So, let’s make some connections here in the table at the end of this article. (Don’t be put off by some chemistry terminology in Principles Nos. 8 and 9; I’m certainly no chemist, but we lay people can get the hang of it — and the links provided can help too.)
Fighting climate change with chemical substitution
As with green chemistry itself, far too seldom are the connections made to climate change when considering the ways in which NGOs are helping companies more easily and confidently find safer substitutes for hazardous substances. Again, with the proviso that very good work on this comes from multiple organizations as well as internal methodologies at some of the world’s more enlightened chemical companies, let’s look at the example of the NGO Clean Production Action and how its efforts relate to climate.

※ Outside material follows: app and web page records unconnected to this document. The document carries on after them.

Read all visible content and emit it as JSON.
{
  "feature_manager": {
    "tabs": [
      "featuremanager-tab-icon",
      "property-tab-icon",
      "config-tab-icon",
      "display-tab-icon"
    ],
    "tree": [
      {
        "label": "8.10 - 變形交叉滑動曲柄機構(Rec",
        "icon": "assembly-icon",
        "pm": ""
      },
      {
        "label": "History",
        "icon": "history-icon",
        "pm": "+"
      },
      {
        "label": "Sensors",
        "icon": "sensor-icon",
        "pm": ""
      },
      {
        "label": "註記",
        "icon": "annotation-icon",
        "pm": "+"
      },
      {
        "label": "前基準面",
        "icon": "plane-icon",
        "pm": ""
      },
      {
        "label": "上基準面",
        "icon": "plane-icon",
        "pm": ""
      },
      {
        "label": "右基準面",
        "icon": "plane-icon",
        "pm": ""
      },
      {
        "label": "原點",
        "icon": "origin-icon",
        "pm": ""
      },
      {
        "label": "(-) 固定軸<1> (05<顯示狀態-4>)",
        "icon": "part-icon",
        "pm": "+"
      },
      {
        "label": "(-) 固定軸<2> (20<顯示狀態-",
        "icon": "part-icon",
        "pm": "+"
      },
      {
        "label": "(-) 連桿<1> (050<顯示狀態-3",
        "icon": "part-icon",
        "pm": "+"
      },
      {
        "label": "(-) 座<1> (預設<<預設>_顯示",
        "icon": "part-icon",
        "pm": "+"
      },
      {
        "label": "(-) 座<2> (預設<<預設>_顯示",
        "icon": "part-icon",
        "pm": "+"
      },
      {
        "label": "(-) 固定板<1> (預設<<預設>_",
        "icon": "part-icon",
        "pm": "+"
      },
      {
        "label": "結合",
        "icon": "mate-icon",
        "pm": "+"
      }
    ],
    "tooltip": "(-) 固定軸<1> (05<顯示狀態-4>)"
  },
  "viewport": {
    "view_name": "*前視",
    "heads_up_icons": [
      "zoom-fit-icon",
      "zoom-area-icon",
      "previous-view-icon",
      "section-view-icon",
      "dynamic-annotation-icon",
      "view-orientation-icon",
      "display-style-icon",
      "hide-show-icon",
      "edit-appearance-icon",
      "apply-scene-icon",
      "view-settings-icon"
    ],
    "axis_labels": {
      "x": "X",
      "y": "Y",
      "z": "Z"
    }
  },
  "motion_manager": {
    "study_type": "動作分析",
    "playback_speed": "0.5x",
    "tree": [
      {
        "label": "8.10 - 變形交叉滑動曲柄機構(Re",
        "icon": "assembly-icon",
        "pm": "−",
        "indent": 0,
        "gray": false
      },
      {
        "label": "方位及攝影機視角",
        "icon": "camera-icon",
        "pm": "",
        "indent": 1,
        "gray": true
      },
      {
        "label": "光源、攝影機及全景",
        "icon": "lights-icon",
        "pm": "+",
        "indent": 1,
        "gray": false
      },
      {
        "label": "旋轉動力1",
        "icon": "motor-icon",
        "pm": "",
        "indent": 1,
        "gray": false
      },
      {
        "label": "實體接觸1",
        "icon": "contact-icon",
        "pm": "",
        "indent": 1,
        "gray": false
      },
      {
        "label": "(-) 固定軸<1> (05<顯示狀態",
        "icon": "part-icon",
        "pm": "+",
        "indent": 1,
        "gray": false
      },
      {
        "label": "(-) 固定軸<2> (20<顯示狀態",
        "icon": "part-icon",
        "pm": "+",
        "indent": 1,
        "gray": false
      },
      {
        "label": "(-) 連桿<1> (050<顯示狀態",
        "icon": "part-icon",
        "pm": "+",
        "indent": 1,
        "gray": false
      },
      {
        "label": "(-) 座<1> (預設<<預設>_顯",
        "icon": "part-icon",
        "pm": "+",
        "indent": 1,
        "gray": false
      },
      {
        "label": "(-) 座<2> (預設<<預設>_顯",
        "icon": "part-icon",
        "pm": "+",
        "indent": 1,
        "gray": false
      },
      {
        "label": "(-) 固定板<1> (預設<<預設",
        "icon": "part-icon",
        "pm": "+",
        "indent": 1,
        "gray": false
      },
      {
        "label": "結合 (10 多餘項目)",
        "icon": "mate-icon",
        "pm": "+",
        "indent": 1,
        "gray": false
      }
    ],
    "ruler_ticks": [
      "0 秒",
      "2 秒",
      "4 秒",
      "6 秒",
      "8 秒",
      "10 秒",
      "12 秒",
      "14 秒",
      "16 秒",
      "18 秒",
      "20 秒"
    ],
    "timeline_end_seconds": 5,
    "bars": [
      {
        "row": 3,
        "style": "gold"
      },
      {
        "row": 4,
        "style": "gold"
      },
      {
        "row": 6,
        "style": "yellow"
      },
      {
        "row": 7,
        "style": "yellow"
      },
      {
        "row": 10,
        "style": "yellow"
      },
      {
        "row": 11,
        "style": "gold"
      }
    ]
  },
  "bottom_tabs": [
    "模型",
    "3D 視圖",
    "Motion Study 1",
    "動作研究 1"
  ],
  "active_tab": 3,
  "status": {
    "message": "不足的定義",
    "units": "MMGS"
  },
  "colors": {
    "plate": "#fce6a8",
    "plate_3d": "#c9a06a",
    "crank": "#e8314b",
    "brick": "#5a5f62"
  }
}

Clean Production Action provides strategies and tools to simplify for companies the complexity of substituting safer chemicals and materials for hazardous ones. Its globally used GreenScreen benchmarking tool helps companies and governments identify chemicals of concern and find safer alternatives, and track progress. In tandem, its Chemical Footprint Project enables companies to measure and more transparently disclose their chemical footprints, further incenting them to reduce hazardous chemical use.
Green chemistry’s potential to help with climate is constrained by how challenging clean production is even for the best-intentioned companies. Solutions that facilitate safer substitution are key. The first principle of clean production — knowing and disclosing product chemistry — is the on-ramp to mitigating all of the issues highlighted earlier in this article. Despite the well-deserved credit that has accrued to Clean Production Action’s programs and other safer chemicals initiatives, too seldom is there recognition that every reduction in hazardous chemical use represents a reduction in the damaging interactions between these substances and the macro environment of a hotter, scarcer world.
We must recognize that climate and chemicals are closer cousins than generally has been acknowledged. We must recognize that green chemistry, paired with strategies and tools for safer substitution, can be and has to be a bigger part of the arsenal in attacking climate change. As our existential climate challenges mount, all the galvanized action to attack them can be amplified if green chemistry is fully seen and supported by policy makers and company decision-makers. Its power to mitigate both the human health and environmental impact of the warming of the planet cannot be left partially untapped.
All of this is more simply understood in the context of the United Nations Sustainable Development Goal No. 13’s targets for urgent climate action.
So next time you think about climate change, think about chemicals. It’s all one issue, inseverable, in our interconnected web of environmental and health challenges in this anthropomorphic era of climate shock and chemical proliferation.
If you care about climate change’s impact on human health and survival, ask yourself and your company or organization this: What more can I/we do to reduce demand for chemicals of concern, replace them with safer alternatives and support advances in green chemistry? Underusing such a powerful weapon in the fight to save our planet and ourselves is no longer an option. We have too much catching up to do.